(Data extracted from a collection)
· · · · ·
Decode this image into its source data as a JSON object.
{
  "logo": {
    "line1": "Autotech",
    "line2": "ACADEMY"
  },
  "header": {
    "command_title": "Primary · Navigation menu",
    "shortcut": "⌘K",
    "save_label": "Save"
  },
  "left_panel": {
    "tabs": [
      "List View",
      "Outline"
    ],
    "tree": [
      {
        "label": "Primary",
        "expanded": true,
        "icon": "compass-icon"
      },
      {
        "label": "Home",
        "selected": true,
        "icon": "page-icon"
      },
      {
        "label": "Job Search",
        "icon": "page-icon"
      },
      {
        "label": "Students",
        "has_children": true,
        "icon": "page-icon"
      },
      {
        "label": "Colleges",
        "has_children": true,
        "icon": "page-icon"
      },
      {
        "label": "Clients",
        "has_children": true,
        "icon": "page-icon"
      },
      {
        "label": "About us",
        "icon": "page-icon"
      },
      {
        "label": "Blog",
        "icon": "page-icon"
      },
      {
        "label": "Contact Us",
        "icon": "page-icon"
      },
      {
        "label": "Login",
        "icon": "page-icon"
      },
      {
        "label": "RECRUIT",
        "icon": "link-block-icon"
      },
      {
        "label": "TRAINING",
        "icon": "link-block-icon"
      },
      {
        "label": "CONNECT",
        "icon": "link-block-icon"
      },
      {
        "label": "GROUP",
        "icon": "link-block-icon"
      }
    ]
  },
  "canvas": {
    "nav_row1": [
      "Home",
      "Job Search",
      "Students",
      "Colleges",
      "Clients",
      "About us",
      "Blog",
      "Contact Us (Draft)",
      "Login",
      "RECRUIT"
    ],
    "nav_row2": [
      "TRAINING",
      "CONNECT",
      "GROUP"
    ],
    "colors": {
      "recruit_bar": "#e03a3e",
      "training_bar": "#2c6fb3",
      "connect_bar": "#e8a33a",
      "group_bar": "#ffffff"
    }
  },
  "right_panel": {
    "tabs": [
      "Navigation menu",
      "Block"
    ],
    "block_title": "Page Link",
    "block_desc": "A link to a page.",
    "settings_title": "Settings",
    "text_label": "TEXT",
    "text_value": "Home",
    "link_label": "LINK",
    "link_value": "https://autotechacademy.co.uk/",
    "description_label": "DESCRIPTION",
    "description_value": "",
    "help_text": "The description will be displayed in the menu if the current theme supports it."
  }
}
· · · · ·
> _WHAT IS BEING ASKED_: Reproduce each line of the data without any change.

> _TASK ANSWER_:
Decode this image into its source data as a JSON object.
{
  "logo": {
    "line1": "Autotech",
    "line2": "ACADEMY"
  },
  "header": {
    "command_title": "Primary · Navigation menu",
    "shortcut": "⌘K",
    "save_label": "Save"
  },
  "left_panel": {
    "tabs": [
      "List View",
      "Outline"
    ],
    "tree": [
      {
        "label": "Primary",
        "expanded": true,
        "icon": "compass-icon"
      },
      {
        "label": "Home",
        "selected": true,
        "icon": "page-icon"
      },
      {
        "label": "Job Search",
        "icon": "page-icon"
      },
      {
        "label": "Students",
        "has_children": true,
        "icon": "page-icon"
      },
      {
        "label": "Colleges",
        "has_children": true,
        "icon": "page-icon"
      },
      {
        "label": "Clients",
        "has_children": true,
        "icon": "page-icon"
      },
      {
        "label": "About us",
        "icon": "page-icon"
      },
      {
        "label": "Blog",
        "icon": "page-icon"
      },
      {
        "label": "Contact Us",
        "icon": "page-icon"
      },
      {
        "label": "Login",
        "icon": "page-icon"
      },
      {
        "label": "RECRUIT",
        "icon": "link-block-icon"
      },
      {
        "label": "TRAINING",
        "icon": "link-block-icon"
      },
      {
        "label": "CONNECT",
        "icon": "link-block-icon"
      },
      {
        "label": "GROUP",
        "icon": "link-block-icon"
      }
    ]
  },
  "canvas": {
    "nav_row1": [
      "Home",
      "Job Search",
      "Students",
      "Colleges",
      "Clients",
      "About us",
      "Blog",
      "Contact Us (Draft)",
      "Login",
      "RECRUIT"
    ],
    "nav_row2": [
      "TRAINING",
      "CONNECT",
      "GROUP"
    ],
    "colors": {
      "recruit_bar": "#e03a3e",
      "training_bar": "#2c6fb3",
      "connect_bar": "#e8a33a",
      "group_bar": "#ffffff"
    }
  },
  "right_panel": {
    "tabs": [
      "Navigation menu",
      "Block"
    ],
    "block_title": "Page Link",
    "block_desc": "A link to a page.",
    "settings_title": "Settings",
    "text_label": "TEXT",
    "text_value": "Home",
    "link_label": "LINK",
    "link_value": "https://autotechacademy.co.uk/",
    "description_label": "DESCRIPTION",
    "description_value": "",
    "help_text": "The description will be displayed in the menu if the current theme supports it."
  }
}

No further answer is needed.